## Source data
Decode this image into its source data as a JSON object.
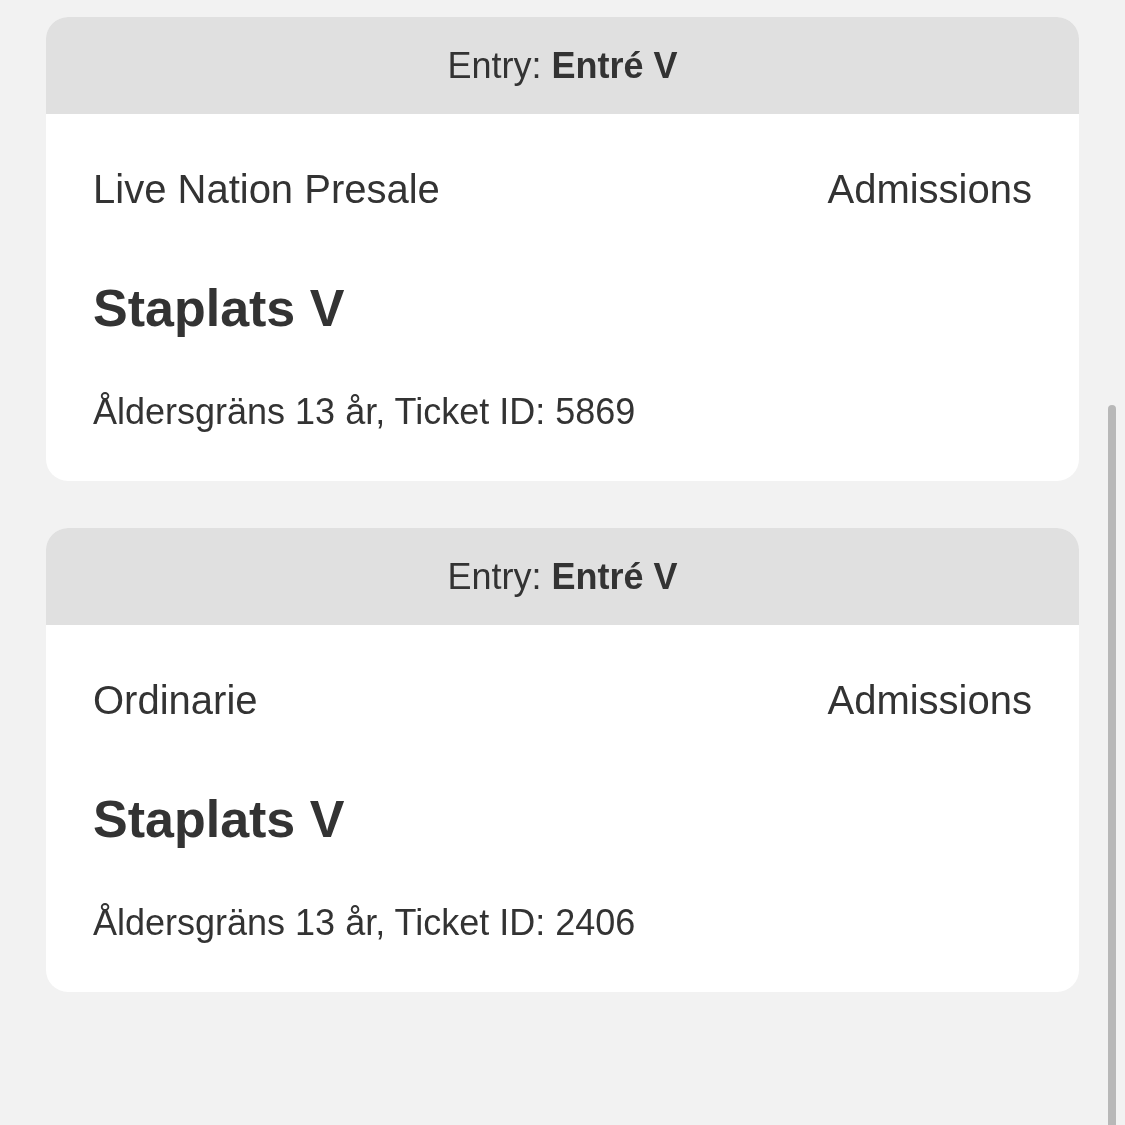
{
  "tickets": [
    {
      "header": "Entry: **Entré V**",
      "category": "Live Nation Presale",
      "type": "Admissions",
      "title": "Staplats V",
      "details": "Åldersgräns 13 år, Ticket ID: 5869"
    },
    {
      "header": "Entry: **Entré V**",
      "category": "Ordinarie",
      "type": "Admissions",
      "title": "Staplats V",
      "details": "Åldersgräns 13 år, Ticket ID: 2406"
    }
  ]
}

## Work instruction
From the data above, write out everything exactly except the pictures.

## Answer for the task
Decode this image into its source data as a JSON object.
{
  "tickets": [
    {
      "header": "Entry: **Entré V**",
      "category": "Live Nation Presale",
      "type": "Admissions",
      "title": "Staplats V",
      "details": "Åldersgräns 13 år, Ticket ID: 5869"
    },
    {
      "header": "Entry: **Entré V**",
      "category": "Ordinarie",
      "type": "Admissions",
      "title": "Staplats V",
      "details": "Åldersgräns 13 år, Ticket ID: 2406"
    }
  ]
}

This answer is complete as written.